▶ [Excerpted data]:
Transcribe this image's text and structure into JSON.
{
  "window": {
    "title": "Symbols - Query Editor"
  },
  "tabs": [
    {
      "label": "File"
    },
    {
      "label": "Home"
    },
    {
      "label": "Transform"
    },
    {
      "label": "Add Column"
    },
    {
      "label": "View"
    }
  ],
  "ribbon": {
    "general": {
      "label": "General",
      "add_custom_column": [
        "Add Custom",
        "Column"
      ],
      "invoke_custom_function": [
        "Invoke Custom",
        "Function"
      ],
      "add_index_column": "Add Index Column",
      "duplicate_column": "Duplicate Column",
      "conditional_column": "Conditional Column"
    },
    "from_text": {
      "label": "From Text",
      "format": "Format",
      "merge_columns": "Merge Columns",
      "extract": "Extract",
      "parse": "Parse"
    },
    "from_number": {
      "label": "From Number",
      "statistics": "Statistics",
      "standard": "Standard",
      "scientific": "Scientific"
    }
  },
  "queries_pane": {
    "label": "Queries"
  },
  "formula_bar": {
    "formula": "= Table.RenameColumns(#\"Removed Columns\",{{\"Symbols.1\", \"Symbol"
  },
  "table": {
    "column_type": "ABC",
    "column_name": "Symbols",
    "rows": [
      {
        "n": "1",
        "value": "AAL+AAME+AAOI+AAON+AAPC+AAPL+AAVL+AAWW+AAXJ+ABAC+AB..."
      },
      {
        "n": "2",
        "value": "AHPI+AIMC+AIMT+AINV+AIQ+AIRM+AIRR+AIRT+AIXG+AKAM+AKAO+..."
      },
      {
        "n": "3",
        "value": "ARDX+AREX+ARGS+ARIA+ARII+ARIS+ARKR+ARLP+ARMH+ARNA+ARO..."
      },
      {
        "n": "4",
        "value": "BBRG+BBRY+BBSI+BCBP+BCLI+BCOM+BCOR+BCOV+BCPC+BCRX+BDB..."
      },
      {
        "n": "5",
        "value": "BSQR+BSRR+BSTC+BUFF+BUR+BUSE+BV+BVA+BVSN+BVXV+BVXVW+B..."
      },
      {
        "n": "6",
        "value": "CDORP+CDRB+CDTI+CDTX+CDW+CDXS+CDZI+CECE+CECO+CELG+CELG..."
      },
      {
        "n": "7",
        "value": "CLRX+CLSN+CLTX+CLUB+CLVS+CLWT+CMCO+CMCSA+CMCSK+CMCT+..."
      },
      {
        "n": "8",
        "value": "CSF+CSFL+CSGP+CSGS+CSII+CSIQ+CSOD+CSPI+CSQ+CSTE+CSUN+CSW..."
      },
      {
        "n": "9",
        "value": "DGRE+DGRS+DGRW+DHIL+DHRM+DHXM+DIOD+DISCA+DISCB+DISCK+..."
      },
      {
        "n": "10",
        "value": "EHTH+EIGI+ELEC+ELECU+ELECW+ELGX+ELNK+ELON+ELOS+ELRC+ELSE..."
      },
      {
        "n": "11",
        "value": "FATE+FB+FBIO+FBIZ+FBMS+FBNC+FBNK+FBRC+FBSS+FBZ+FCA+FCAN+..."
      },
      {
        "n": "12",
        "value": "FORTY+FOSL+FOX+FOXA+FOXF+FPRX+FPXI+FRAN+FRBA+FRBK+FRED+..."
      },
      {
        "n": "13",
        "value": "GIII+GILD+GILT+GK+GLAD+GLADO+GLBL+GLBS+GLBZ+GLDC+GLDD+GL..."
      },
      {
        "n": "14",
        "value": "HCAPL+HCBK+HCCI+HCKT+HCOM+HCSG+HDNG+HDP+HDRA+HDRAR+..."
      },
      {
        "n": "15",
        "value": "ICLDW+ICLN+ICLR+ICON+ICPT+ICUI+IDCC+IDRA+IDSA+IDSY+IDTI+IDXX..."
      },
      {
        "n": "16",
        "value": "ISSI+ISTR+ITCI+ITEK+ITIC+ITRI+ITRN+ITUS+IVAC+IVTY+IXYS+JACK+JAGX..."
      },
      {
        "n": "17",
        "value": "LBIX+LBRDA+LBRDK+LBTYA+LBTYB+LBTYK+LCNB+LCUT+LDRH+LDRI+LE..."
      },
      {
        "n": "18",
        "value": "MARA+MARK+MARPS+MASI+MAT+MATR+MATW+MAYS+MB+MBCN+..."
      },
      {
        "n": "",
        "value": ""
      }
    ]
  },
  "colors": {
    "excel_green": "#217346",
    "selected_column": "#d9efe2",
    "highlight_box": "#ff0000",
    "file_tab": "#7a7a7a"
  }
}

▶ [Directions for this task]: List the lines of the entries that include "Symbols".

▶ [Exercise response]:
    "title": "Symbols - Query Editor"
    "formula": "= Table.RenameColumns(#\"Removed Columns\",{{\"Symbols.1\", \"Symbol"
    "column_name": "Symbols",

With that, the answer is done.